PROMPT: Please copy the listing below in its entirety, without alteration.

RECORDS FOR PROCESSING:
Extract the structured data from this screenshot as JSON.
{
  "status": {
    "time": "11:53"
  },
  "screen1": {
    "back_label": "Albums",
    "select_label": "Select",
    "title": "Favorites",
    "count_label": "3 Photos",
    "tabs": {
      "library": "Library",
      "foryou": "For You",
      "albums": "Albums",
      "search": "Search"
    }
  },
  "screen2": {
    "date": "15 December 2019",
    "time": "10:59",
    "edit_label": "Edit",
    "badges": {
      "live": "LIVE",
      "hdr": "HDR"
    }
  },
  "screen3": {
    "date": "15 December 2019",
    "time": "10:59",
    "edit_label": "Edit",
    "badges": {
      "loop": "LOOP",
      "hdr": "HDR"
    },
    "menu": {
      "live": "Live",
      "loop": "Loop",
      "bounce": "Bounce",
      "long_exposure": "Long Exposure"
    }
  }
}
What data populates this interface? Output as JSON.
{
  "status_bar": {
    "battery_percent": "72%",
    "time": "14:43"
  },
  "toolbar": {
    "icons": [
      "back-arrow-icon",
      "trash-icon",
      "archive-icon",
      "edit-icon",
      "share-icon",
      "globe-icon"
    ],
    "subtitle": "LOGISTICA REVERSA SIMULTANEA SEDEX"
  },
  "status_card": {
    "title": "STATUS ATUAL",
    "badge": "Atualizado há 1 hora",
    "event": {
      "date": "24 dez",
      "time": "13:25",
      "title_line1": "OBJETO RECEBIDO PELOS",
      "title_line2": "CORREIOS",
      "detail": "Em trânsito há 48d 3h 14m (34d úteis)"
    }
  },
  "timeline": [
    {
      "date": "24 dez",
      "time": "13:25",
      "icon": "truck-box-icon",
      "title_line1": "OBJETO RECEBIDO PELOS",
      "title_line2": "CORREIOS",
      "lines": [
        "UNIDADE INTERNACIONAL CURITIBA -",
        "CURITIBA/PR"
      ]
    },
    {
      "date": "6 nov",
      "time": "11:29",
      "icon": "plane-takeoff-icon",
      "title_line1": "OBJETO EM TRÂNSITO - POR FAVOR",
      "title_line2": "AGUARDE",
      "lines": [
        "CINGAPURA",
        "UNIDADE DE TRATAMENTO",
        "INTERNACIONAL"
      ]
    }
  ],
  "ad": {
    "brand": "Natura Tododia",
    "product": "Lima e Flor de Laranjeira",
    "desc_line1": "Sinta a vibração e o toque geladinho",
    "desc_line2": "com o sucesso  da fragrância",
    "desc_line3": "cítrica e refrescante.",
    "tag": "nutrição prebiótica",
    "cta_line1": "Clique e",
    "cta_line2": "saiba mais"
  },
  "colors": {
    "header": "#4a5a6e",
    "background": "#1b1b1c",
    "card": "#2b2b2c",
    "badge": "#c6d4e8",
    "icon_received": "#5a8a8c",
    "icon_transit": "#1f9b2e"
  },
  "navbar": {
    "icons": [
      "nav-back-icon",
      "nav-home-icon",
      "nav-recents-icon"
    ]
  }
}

TASK ANSWER:
Extract the structured data from this screenshot as JSON.
{
  "status": {
    "time": "11:53"
  },
  "screen1": {
    "back_label": "Albums",
    "select_label": "Select",
    "title": "Favorites",
    "count_label": "3 Photos",
    "tabs": {
      "library": "Library",
      "foryou": "For You",
      "albums": "Albums",
      "search": "Search"
    }
  },
  "screen2": {
    "date": "15 December 2019",
    "time": "10:59",
    "edit_label": "Edit",
    "badges": {
      "live": "LIVE",
      "hdr": "HDR"
    }
  },
  "screen3": {
    "date": "15 December 2019",
    "time": "10:59",
    "edit_label": "Edit",
    "badges": {
      "loop": "LOOP",
      "hdr": "HDR"
    },
    "menu": {
      "live": "Live",
      "loop": "Loop",
      "bounce": "Bounce",
      "long_exposure": "Long Exposure"
    }
  }
}
What data populates this interface? Output as JSON.
{
  "status_bar": {
    "battery_percent": "72%",
    "time": "14:43"
  },
  "toolbar": {
    "icons": [
      "back-arrow-icon",
      "trash-icon",
      "archive-icon",
      "edit-icon",
      "share-icon",
      "globe-icon"
    ],
    "subtitle": "LOGISTICA REVERSA SIMULTANEA SEDEX"
  },
  "status_card": {
    "title": "STATUS ATUAL",
    "badge": "Atualizado há 1 hora",
    "event": {
      "date": "24 dez",
      "time": "13:25",
      "title_line1": "OBJETO RECEBIDO PELOS",
      "title_line2": "CORREIOS",
      "detail": "Em trânsito há 48d 3h 14m (34d úteis)"
    }
  },
  "timeline": [
    {
      "date": "24 dez",
      "time": "13:25",
      "icon": "truck-box-icon",
      "title_line1": "OBJETO RECEBIDO PELOS",
      "title_line2": "CORREIOS",
      "lines": [
        "UNIDADE INTERNACIONAL CURITIBA -",
        "CURITIBA/PR"
      ]
    },
    {
      "date": "6 nov",
      "time": "11:29",
      "icon": "plane-takeoff-icon",
      "title_line1": "OBJETO EM TRÂNSITO - POR FAVOR",
      "title_line2": "AGUARDE",
      "lines": [
        "CINGAPURA",
        "UNIDADE DE TRATAMENTO",
        "INTERNACIONAL"
      ]
    }
  ],
  "ad": {
    "brand": "Natura Tododia",
    "product": "Lima e Flor de Laranjeira",
    "desc_line1": "Sinta a vibração e o toque geladinho",
    "desc_line2": "com o sucesso  da fragrância",
    "desc_line3": "cítrica e refrescante.",
    "tag": "nutrição prebiótica",
    "cta_line1": "Clique e",
    "cta_line2": "saiba mais"
  },
  "colors": {
    "header": "#4a5a6e",
    "background": "#1b1b1c",
    "card": "#2b2b2c",
    "badge": "#c6d4e8",
    "icon_received": "#5a8a8c",
    "icon_transit": "#1f9b2e"
  },
  "navbar": {
    "icons": [
      "nav-back-icon",
      "nav-home-icon",
      "nav-recents-icon"
    ]
  }
}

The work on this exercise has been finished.